* [TASK PROMPT]: What lines in the records include the string "message"? Return each one.

* [RECORD SET]:
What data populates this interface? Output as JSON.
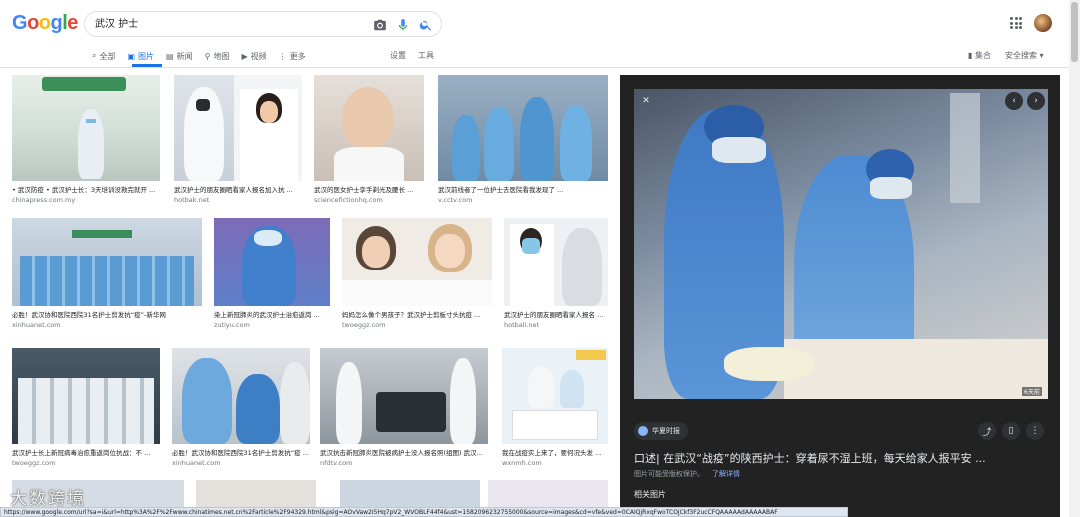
{
  "logo": "Google",
  "search": {
    "value": "武汉 护士"
  },
  "tabs": [
    {
      "label": "全部",
      "icon": "search-icon"
    },
    {
      "label": "图片",
      "icon": "image-icon",
      "active": true
    },
    {
      "label": "新闻",
      "icon": "news-icon"
    },
    {
      "label": "地图",
      "icon": "map-pin-icon"
    },
    {
      "label": "视频",
      "icon": "video-icon"
    },
    {
      "label": "更多",
      "icon": "more-vert-icon"
    }
  ],
  "settings_label": "设置",
  "tools_label": "工具",
  "collections_label": "集合",
  "safesearch_label": "安全搜索",
  "images": [
    {
      "caption": "• 武汉防疫 • 武汉护士长：3天培训没救完就开 ...",
      "source": "chinapress.com.my"
    },
    {
      "caption": "武汉护士的朋友圈晒看家人报名加入抗 ...",
      "source": "hotbak.net"
    },
    {
      "caption": "武汉的医女护士孪手剃光及腰长 ...",
      "source": "sciencefictionhq.com"
    },
    {
      "caption": "武汉前线者了一位护士去医院看我发现了 ...",
      "source": "v.cctv.com"
    },
    {
      "caption": "必胜！武汉协和医院西院31名护士剪发抗“疫”-新华网",
      "source": "xinhuanet.com"
    },
    {
      "caption": "染上新冠肺炎的武汉护士治愈返岗 ...",
      "source": "zutiyu.com"
    },
    {
      "caption": "妈妈怎么像个男孩子？武汉护士剪板寸头抗疫 ...",
      "source": "twoeggz.com"
    },
    {
      "caption": "武汉护士的朋友圈晒看家人报名 ...",
      "source": "hotbali.net"
    },
    {
      "caption": "武汉护士长上新冠病毒治愈重返岗位抗战：不 ...",
      "source": "twoeggz.com"
    },
    {
      "caption": "必胜！武汉协和医院西院31名护士剪发抗“疫 ...",
      "source": "xinhuanet.com"
    },
    {
      "caption": "武汉抗击新冠肺炎医院被病护士没人报名照(组图) 武汉防疫 ...",
      "source": "nfdtv.com"
    },
    {
      "caption": "我在战疫实上来了，要何况头发 ...",
      "source": "wxnmh.com"
    }
  ],
  "panel": {
    "site": "华夏时报",
    "title": "口述| 在武汉“战疫”的陕西护士：穿着尿不湿上班，每天给家人报平安 ...",
    "note": "图片可能受版权保护。",
    "details_link": "了解详情",
    "related": "相关图片",
    "time_badge": "6天前"
  },
  "status_url": "https://www.google.com/url?sa=i&url=http%3A%2F%2Fwww.chinatimes.net.cn%2Farticle%2F94329.html&psig=AOvVaw2I5Hq7pV2_WVOBLF44f4&ust=1582096232755000&source=images&cd=vfe&ved=0CAIQjRxqFwoTCOjCkf3F2ucCFQAAAAAdAAAAABAF",
  "watermark": "大数跨境"
}
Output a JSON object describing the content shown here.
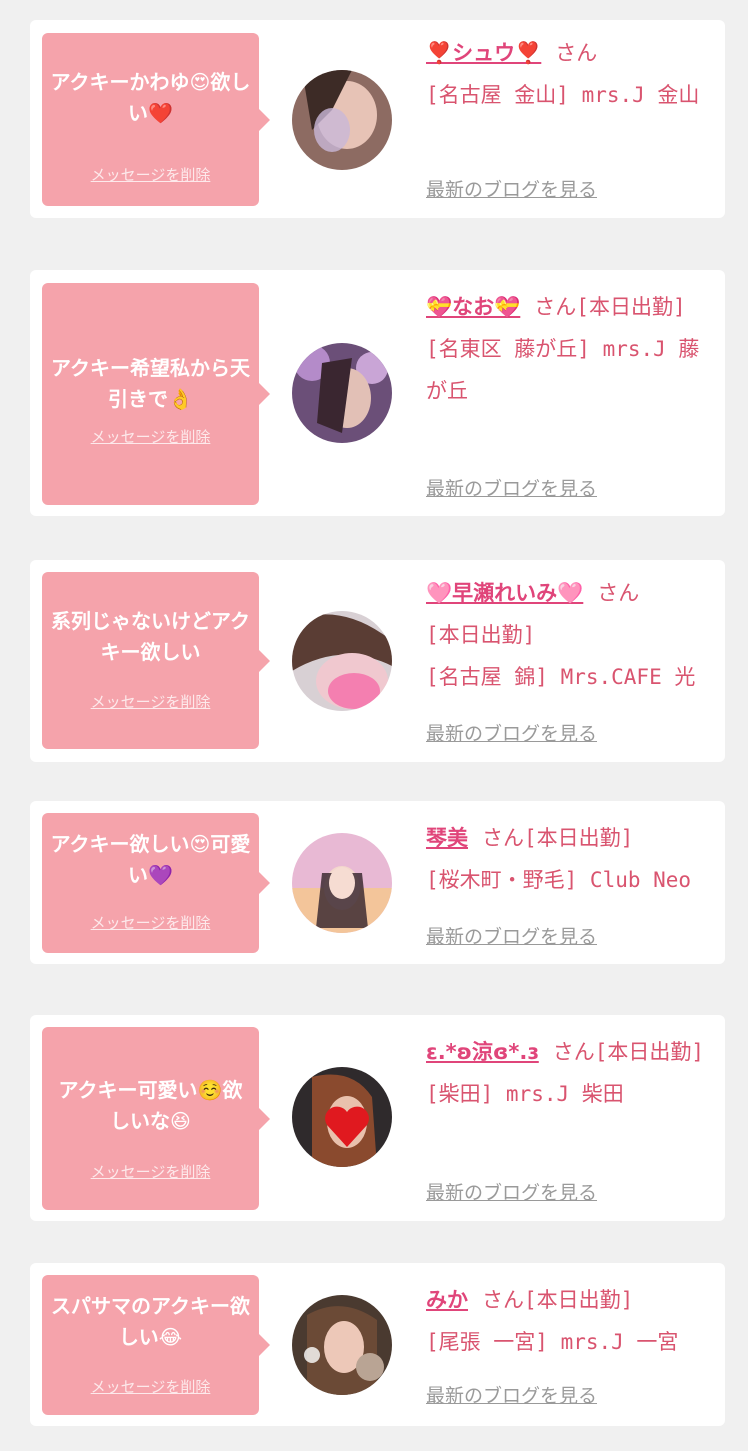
{
  "common": {
    "delete_label": "メッセージを削除",
    "blog_label": "最新のブログを見る",
    "san": "さん"
  },
  "colors": {
    "bubble": "#f5a3ab",
    "name": "#e0457a",
    "text": "#d9546f",
    "link_gray": "#9a9a9a",
    "background": "#f0f0f0"
  },
  "cards": [
    {
      "message": "アクキーかわゆ😍欲しい❤️",
      "name": "❣️シュウ❣️",
      "status": "",
      "shop": "[名古屋 金山] mrs.J 金山"
    },
    {
      "message": "アクキー希望私から天引きで👌",
      "name": "💝なお💝",
      "status": "[本日出勤]",
      "shop": "[名東区 藤が丘] mrs.J 藤が丘"
    },
    {
      "message": "系列じゃないけどアクキー欲しい",
      "name": "🩷早瀬れいみ🩷",
      "status": "[本日出勤]",
      "shop": "[名古屋 錦] Mrs.CAFE 光"
    },
    {
      "message": "アクキー欲しい😍可愛い💜",
      "name": "琴美",
      "status": "[本日出勤]",
      "shop": "[桜木町・野毛] Club Neo"
    },
    {
      "message": "アクキー可愛い☺️欲しいな😆",
      "name": "ε.*ʚ涼ɞ*.ɜ",
      "status": "[本日出勤]",
      "shop": "[柴田] mrs.J 柴田"
    },
    {
      "message": "スパサマのアクキー欲しい😂",
      "name": "みか",
      "status": "[本日出勤]",
      "shop": "[尾張 一宮] mrs.J 一宮"
    }
  ]
}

* [SOLUTION TO THE PROBLEM]:
      "message": "アクキーかわゆ😍欲しい❤️",
      "message": "アクキー希望私から天引きで👌",
      "message": "系列じゃないけどアクキー欲しい",
      "message": "アクキー欲しい😍可愛い💜",
      "message": "アクキー可愛い☺️欲しいな😆",
      "message": "スパサマのアクキー欲しい😂",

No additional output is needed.